* _Task input_
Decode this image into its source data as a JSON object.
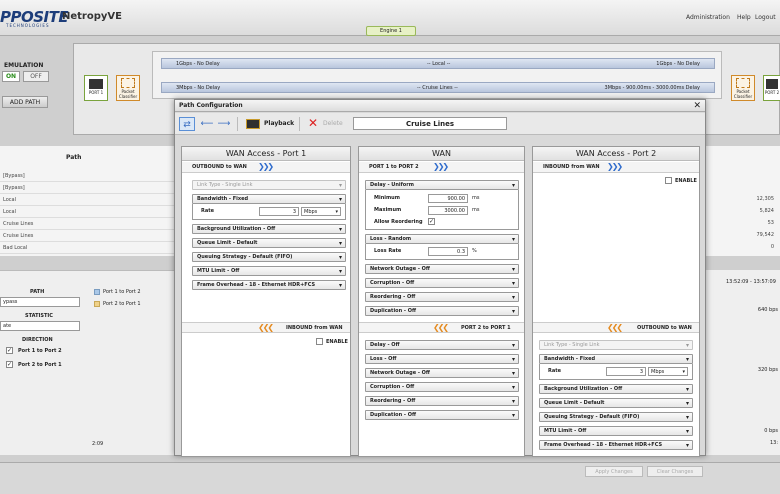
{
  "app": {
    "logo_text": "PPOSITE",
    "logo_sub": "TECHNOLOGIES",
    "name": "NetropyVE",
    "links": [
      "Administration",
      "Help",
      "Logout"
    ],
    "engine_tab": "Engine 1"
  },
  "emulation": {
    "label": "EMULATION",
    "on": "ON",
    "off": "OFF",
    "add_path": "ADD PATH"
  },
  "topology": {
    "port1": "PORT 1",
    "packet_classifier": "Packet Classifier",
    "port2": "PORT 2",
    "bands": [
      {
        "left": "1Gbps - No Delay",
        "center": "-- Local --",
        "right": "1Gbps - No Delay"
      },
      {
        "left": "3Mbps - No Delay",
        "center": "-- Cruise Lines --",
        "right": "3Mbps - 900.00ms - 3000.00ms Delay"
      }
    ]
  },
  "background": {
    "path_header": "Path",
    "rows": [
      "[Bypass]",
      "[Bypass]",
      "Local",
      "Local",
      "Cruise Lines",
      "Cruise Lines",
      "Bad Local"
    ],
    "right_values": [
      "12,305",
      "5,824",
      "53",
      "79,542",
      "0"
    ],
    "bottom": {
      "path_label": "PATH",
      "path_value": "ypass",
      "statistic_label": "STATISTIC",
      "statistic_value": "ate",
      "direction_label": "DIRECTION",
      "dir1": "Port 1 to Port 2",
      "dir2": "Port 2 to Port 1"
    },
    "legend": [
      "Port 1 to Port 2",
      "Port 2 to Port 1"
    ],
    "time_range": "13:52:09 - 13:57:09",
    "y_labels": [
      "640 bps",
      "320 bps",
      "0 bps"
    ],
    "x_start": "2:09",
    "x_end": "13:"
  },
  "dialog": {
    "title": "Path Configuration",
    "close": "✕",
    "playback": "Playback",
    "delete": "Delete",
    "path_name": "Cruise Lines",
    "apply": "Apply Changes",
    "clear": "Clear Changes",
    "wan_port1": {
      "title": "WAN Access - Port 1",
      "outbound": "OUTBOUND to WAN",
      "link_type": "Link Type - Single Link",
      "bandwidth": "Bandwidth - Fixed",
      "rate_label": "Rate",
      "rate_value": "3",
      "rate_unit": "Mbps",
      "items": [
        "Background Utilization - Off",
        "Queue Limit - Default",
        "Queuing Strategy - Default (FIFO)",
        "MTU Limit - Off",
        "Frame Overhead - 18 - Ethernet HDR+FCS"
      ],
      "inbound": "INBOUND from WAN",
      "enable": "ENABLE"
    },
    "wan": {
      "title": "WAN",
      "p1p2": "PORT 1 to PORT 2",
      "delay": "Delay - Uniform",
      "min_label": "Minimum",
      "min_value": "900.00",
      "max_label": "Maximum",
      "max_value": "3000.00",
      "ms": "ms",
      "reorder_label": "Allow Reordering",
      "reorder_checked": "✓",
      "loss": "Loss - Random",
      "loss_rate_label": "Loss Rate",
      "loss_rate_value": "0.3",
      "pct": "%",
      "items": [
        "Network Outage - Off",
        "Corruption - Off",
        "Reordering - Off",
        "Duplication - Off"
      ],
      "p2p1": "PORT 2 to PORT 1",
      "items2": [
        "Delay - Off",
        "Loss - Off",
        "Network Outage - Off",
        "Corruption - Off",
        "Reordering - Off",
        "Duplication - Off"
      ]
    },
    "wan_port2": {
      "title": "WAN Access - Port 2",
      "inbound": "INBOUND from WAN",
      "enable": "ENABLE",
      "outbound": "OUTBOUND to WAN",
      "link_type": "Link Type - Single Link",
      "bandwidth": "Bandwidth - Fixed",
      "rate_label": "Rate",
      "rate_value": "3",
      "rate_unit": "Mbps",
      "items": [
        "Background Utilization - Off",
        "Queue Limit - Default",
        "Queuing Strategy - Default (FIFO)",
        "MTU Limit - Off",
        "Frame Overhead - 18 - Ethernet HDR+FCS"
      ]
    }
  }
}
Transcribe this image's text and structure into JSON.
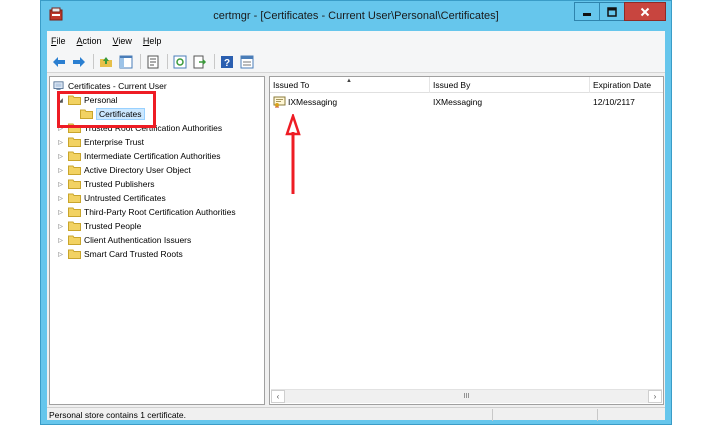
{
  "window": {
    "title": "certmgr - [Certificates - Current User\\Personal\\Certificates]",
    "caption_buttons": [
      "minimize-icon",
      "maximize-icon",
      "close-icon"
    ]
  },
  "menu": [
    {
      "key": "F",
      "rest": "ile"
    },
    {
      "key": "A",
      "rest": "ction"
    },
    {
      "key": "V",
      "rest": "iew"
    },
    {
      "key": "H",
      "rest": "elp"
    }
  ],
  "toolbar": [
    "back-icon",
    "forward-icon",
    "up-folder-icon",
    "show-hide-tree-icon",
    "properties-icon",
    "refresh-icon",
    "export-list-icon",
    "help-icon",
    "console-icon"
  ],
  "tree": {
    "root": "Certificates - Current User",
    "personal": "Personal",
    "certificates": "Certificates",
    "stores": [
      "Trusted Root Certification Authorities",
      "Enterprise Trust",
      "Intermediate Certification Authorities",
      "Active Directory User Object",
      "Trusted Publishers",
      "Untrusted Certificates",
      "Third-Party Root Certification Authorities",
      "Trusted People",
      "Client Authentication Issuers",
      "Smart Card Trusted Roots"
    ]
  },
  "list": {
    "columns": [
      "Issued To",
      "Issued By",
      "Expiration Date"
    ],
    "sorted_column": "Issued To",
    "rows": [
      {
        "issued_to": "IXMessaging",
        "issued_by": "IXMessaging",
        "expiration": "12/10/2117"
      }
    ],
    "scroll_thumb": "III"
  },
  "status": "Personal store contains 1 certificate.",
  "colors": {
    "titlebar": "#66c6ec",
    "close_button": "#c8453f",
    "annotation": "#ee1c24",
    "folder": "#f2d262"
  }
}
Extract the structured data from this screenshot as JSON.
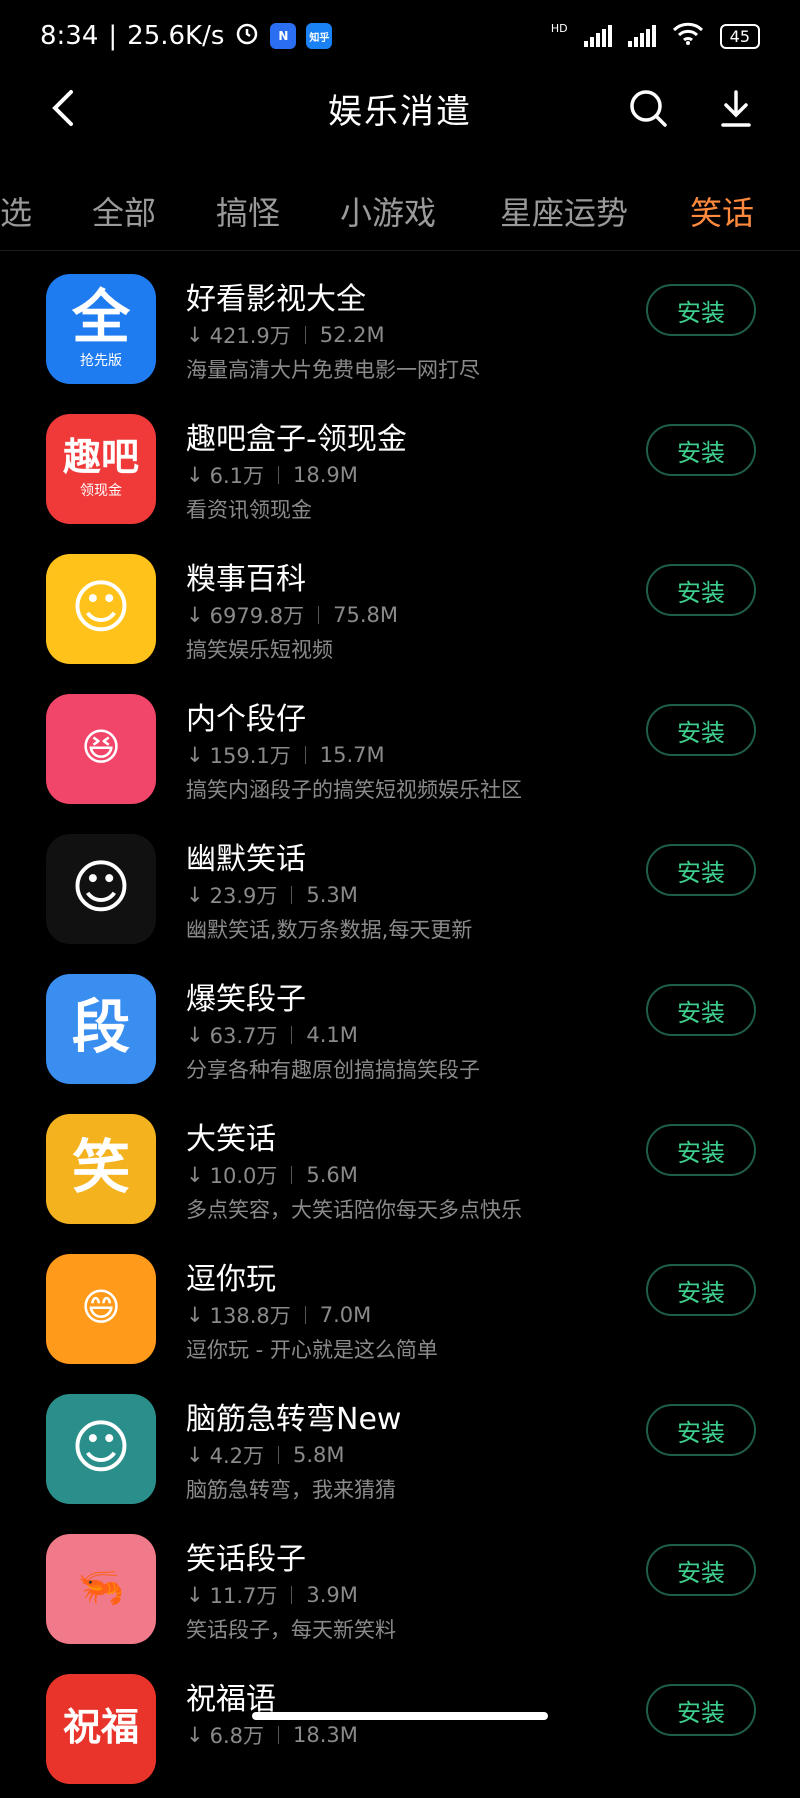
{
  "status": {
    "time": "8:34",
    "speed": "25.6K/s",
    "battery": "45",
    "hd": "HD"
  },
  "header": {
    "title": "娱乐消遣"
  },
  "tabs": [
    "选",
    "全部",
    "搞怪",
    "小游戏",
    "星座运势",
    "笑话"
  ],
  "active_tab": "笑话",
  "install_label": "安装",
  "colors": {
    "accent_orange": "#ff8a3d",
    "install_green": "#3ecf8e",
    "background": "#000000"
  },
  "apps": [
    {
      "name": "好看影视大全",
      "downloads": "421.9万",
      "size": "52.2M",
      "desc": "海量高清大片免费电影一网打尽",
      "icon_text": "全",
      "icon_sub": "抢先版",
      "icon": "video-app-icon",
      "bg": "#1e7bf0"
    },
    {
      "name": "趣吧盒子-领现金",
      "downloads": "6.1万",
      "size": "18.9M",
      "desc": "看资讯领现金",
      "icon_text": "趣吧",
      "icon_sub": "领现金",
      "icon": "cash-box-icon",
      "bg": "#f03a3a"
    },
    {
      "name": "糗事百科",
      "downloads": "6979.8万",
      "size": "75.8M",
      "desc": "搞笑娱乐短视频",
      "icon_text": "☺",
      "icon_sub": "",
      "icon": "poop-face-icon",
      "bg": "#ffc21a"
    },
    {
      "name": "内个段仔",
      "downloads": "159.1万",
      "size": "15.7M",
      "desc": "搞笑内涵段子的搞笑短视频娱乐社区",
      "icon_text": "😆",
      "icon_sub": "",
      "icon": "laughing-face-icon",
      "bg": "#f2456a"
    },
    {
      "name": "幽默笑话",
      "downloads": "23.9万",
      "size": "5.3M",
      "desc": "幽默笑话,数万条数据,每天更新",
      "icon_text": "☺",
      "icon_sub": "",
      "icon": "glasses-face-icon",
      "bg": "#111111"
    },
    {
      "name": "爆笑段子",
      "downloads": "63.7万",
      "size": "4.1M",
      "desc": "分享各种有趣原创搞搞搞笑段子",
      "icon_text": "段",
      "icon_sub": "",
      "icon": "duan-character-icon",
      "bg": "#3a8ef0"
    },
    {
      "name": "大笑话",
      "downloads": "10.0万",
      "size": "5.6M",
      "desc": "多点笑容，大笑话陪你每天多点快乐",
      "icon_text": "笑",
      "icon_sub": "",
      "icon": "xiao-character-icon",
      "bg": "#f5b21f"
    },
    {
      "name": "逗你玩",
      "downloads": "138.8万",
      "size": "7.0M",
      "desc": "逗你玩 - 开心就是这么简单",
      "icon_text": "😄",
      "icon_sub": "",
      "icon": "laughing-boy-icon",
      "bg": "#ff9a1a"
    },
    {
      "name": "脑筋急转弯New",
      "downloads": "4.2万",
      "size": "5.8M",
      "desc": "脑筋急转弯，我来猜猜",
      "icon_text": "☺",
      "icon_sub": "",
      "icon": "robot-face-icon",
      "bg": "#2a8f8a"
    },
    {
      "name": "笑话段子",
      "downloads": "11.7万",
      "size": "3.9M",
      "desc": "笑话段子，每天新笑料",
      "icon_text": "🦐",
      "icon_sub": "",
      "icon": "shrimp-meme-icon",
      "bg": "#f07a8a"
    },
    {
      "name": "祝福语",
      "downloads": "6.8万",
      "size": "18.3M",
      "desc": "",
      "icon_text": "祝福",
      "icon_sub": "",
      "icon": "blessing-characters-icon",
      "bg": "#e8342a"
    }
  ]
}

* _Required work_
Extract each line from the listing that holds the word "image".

* _Solution to this problem_
Decode this image into its source data as a JSON object.
Transcribe this image's text and structure into JSON.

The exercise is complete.